On our way to stop the good-looking, extremely unscrupulous villain, we experience some exciting twists and turns and sometimes nice, often less nice surprises. The story actually kept us going, Gearbox did a much better job here than in Borderlands. The great supporting characters are also partly to blame for this. In addition to known from the predecessor such as Moxxi or Scooter, some new additions have also made it into the game.
Most NPCs also play quest givers for side quests, which make the world a lot livelier compared to the first part and reveal interesting details about our character or a certain area.
The game world
In general, the game world! Unfortunately, they are not completely connected, we have to travel back and forth between the individual areas, but each new environment feels unique. We shoot our way through icy wastelands dominated by huge icebergs, dusty deserts through which bandits smuggle alcohol, green shimmering underground swamps with nasty mutated insects and lush green meadow landscapes with small streams.
We encounter characteristic adversaries in every environment. Only the nasty bandit socks and Hyperion's robot army are nowhere to go. The many, often funny details are great. When we enter a certain area for the first time, we notice a warning sign. It says: "Invisible Assholes!" We don't think much about it. We actually encounter invisible opponents for two minutes. Thanks for the warning, Gearbox!

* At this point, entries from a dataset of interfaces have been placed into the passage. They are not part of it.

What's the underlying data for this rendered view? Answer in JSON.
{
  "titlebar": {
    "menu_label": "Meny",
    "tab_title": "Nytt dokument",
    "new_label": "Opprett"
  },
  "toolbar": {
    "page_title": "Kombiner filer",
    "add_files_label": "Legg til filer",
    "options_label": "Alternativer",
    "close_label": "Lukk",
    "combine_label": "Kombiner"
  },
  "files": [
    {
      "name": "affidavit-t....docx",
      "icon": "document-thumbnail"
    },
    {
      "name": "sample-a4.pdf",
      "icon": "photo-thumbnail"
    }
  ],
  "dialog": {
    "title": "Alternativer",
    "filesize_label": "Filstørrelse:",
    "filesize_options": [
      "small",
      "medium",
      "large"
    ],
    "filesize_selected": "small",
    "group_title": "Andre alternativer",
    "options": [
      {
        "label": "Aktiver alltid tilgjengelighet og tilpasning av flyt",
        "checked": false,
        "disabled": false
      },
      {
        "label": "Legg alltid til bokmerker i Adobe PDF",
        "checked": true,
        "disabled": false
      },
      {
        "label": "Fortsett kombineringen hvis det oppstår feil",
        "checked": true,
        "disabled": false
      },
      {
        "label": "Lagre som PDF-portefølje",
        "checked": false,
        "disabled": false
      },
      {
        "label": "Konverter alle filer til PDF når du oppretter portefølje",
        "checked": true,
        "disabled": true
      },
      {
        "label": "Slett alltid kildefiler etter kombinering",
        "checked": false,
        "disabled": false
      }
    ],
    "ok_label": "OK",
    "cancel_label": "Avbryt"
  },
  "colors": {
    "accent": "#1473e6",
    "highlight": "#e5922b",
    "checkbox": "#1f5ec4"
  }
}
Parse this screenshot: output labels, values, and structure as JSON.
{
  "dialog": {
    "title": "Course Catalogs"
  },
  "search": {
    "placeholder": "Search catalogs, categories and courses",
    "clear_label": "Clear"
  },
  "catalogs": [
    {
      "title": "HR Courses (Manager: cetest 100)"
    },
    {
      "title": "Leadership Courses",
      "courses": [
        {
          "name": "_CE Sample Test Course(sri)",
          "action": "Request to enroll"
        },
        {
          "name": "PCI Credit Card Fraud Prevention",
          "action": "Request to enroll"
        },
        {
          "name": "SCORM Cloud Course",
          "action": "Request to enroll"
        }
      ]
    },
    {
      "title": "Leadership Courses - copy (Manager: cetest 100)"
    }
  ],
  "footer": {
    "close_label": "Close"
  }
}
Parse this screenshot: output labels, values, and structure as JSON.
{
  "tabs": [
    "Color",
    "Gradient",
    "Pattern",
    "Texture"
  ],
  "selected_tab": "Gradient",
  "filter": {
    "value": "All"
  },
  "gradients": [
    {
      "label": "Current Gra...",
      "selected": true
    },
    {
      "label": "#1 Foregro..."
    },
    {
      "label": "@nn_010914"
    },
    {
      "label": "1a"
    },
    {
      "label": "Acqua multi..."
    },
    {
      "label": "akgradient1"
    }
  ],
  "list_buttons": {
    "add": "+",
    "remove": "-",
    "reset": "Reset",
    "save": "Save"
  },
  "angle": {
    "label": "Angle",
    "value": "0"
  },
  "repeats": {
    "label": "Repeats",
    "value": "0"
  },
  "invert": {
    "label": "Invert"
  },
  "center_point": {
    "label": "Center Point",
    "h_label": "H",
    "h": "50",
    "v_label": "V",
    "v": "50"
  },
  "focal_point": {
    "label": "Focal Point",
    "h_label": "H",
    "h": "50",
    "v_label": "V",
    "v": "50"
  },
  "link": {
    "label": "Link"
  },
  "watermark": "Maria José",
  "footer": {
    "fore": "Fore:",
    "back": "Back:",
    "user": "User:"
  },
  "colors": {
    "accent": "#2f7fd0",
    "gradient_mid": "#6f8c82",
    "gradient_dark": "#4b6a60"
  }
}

Or the confused bandit who appears as a client on the roadside and asks us to end his life - in a very funny way. Or the two monsters Pimon and Tumbaa in the game reserve. Or, or, or. Did we mention Borderlands 2's weird, ironic humor? In moments like this, the game overflows with grins.
Technically, Borderlands 2 gets almost everything right. The very own Celshading graphic style has not changed significantly since its predecessor. That's why the game doesn't look any better or worse than Borderlands.
In terms of sound, Borderlands 2 is on the same high level as its predecessor. The soundtrack is a mishmash of western and sci-fi music that perfectly supports the "badass" mood that the game effortlessly creates.
We particularly liked the German speakers. Even die-hard English fans in the editorial office admit that Gearbox did a great job with localization. Just funny: some weapon names were not translated.
However, Borderlands 2 also has some teething problems. Annoying: Every now and then objects simply disappear into the floor or a wall. If this item is relevant to the quest or a weapon with perfect values, then that is very annoying.
In addition, the distribution of the reset points causes some frustration. If you get out of the game shortly before the objective of the mission, you have to fight your way through hordes of opponents for another twenty minutes the next time you try. But despite minor quirks: Borderlands 2 has become one of those games that you should definitely try - if you like Diablo, shooters and crazy humor.